In stratified sampling, the population is partitioned into non-overlapping groups, called strata and a sample is selected by some design within each stratum.
For example, geographical regions can be stratified into similar regions by means of some known variable such as habitat type, elevation or soil type. Another example might be to determine the proportions of defective products being assembled in a factory. In this case sampling may be stratified by production lines, factory, etc.
Can you think of a couple additional examples where stratified sampling would make sense? Look for opportunities when the measurements within the strata are more homogeneous.
The principal reasons for using stratified random sampling rather than simple random sampling include:
1. Stratification may produce a smaller error of estimation than would be produced by a simple random sample of the same size. This result is particularly true if measurements within strata are very homogeneous.
2. The cost per observation in the survey may be reduced by stratification of the population elements into convenient groupings.

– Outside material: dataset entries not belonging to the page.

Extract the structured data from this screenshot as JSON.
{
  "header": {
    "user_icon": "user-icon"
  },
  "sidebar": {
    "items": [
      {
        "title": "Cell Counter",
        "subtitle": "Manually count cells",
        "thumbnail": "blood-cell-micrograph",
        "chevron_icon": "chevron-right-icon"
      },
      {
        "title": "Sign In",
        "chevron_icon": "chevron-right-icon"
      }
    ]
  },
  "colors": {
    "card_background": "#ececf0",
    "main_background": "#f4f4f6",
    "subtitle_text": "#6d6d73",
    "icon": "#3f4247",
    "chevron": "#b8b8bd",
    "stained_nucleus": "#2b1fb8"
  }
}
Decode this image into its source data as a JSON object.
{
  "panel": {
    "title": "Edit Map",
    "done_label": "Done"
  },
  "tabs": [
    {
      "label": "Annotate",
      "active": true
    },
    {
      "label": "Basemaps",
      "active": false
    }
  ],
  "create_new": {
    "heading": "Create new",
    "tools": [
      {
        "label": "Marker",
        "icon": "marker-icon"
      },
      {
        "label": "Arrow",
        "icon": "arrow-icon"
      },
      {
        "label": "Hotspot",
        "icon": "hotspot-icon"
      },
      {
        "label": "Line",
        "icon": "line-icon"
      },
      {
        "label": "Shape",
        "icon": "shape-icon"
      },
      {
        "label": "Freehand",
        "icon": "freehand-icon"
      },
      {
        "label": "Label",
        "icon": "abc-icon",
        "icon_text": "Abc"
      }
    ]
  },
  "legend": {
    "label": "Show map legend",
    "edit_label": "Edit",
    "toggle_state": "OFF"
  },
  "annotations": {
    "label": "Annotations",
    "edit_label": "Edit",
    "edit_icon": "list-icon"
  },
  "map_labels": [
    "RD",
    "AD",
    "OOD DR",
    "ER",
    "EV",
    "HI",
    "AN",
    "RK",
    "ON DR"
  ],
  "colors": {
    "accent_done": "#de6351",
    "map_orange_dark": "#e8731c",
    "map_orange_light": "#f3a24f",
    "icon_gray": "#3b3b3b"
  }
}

3. Estimates of population parameters may be desired for subgroups of the population. These subgroups should then be identified.